In general, a military operation against the Baltic states would be a “responsive operation”, meaning that “Putin would feel a real threat” to his interests. In other words, a military confrontation in Russia’s defined “sphere of national interest” would trigger the trained scenario. Examples would be Belarus, Ukraine, or Georgia. “We know that, in 2008, they had the contingency plan that if the US gets involved in guarding Georgia from their invasion, the Baltic states would have become a target”.
The source also mentioned events that would NOT trigger a war, such as the NATO accession of Sweden or Finland. “They threaten to take military actions if these two countries join NATO, but we don’t think this would be their red line”. Not even a direct military confrontation between the US and Russia in Syria would trigger a war against NATO, the source believes. “They would rather withdraw in the worst case, but this would not lead to a war in Europe”.
The threat of a nuclear war
The sources pointed out that the scenario Russia trained for would be the last step before a nuclear war with the West and – ironically – Russia’s attempt at preventing such a war by simultaneously achieving a “quick victory” in the Baltics and conducting a successful “shock campaign” in Western Europe. “Of course, if all of this does not help, Russia would signal the West that, if it tries to reverse its military gains in the Baltic space”, the next step would be the use of tactical nuclear weapons, in all likelihood followed by the use of ICBM. However, the Kremlin would “try to avoid such a scenario”.

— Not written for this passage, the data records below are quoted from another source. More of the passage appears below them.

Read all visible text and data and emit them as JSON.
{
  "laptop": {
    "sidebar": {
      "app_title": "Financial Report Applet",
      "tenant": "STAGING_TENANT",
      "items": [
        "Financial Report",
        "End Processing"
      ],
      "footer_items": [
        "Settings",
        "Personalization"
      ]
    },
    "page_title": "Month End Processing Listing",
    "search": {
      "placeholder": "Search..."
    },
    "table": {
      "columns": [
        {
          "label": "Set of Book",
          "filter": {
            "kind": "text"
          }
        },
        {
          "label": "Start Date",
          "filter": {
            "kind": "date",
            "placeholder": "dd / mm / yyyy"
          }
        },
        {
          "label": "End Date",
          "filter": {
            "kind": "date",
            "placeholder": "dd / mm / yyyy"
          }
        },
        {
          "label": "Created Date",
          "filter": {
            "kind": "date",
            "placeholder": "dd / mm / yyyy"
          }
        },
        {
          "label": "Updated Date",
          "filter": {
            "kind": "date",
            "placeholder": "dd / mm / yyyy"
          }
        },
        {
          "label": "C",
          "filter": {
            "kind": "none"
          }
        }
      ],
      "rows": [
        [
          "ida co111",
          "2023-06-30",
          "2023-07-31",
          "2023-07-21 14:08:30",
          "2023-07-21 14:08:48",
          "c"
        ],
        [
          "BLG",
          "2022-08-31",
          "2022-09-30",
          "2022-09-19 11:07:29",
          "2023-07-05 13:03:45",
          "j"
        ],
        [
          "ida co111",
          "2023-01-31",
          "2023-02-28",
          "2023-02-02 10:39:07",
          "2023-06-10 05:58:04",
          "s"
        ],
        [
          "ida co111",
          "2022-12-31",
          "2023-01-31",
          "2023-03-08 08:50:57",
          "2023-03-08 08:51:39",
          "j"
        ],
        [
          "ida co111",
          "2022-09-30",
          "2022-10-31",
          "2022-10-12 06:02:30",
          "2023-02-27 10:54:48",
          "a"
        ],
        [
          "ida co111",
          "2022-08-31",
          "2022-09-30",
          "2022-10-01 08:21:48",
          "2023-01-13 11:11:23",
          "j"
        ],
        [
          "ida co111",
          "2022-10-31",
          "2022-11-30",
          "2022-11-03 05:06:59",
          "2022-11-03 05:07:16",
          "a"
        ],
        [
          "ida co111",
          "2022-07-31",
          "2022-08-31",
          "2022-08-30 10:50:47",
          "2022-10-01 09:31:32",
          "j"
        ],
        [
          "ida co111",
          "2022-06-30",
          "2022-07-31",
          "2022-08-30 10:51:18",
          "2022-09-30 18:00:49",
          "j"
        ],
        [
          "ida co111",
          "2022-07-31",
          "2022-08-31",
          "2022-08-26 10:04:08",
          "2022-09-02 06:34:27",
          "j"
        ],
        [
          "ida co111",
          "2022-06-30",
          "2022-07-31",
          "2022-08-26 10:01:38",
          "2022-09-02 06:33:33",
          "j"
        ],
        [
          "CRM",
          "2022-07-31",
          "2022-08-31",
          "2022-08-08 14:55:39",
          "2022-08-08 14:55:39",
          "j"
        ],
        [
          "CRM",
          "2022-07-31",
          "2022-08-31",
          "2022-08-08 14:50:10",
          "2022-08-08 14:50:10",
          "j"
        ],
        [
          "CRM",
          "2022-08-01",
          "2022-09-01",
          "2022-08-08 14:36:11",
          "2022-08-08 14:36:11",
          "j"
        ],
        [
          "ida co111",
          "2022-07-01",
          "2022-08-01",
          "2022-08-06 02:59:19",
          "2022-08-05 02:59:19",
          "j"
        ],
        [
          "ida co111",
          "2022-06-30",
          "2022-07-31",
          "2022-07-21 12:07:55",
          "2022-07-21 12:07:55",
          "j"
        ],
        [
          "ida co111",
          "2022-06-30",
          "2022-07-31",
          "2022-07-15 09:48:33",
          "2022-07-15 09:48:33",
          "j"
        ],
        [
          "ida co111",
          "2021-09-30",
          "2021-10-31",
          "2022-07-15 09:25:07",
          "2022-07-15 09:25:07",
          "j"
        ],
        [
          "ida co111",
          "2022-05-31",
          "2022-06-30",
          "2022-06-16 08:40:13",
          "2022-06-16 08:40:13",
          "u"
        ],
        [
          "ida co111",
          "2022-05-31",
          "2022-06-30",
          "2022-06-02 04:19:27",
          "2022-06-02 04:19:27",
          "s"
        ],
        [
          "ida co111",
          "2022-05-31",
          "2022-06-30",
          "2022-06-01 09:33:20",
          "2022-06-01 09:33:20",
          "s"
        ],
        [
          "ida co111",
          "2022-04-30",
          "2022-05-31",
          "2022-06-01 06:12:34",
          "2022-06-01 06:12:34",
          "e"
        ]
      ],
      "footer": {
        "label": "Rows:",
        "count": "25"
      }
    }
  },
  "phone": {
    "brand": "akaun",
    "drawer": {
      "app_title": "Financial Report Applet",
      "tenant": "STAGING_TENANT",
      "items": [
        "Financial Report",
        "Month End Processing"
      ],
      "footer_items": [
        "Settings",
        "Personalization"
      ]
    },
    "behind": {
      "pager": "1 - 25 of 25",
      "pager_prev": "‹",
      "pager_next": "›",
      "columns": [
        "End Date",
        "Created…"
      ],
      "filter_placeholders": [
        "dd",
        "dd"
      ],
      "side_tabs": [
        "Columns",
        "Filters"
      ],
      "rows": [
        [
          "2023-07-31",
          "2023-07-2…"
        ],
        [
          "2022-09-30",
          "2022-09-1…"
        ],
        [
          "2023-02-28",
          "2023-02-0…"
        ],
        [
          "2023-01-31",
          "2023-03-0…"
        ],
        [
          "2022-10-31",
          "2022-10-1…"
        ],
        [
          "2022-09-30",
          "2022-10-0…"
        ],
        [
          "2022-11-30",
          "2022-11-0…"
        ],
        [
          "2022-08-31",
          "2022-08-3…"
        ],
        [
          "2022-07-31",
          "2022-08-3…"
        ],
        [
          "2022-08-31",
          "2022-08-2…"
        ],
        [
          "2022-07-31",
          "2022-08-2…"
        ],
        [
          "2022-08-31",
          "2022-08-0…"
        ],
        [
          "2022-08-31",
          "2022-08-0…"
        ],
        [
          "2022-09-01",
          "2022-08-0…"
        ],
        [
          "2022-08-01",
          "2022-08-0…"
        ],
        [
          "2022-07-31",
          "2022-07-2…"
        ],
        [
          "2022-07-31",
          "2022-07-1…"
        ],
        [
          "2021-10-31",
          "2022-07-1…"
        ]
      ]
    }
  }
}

Russian manpower used in the exercise
However, another 12.000 Russian ground troops ((soldiers??))) took part in the Leningrad and Pskov regions “near the Estonian borders” and almost 10.000 were involved on the Kola peninsula. Taken together with a high number of naval personnel, air force staff, and support forces, more than 100.000 Russian troops ((soldiers??))) participated in Zapad 2017, the sources said. Additionally, 20.000 Russian National Guard troops (soldiers) and further FSB units and Ministry of Emergency Situation personnel also participated, which makes the overall number even higher.
The sources pointed out that the sheer number of involved ground forces was “a violation of the Vienna document”. An exercise number of 13.000 or more participants requires observers. “And make no mistake. There was not a single observer, although this is what the Russians want to tell the public. There were ‘invited guests’ from NATO countries which were allowed to watch some bombings. Observers would have been allowed to go wherever they wanted and to talk to all involved units. This did not happen.”
Extent of the exercise area
While Russia announced several training grounds in Belarus, the Kaliningrad region, and Pskov as well as the Leningrad oblast, the real extent of the exercise was much larger. There were more training grounds within the announced areas. Moreover, and more importantly, the Murmansk oblast on the Kola peninsula also took part in the exercise. Naval force manoeuvres took place over a wide area in the Baltic Sea and Barents Sea. Aerial drills were carried out over the Baltic Sea, Barents Sea, and North Sea. There were also other military exercises happening simultaneously in the Black Sea region and on occupied Crimea, aimed at a potential NATO response from Bulgaria and Romania.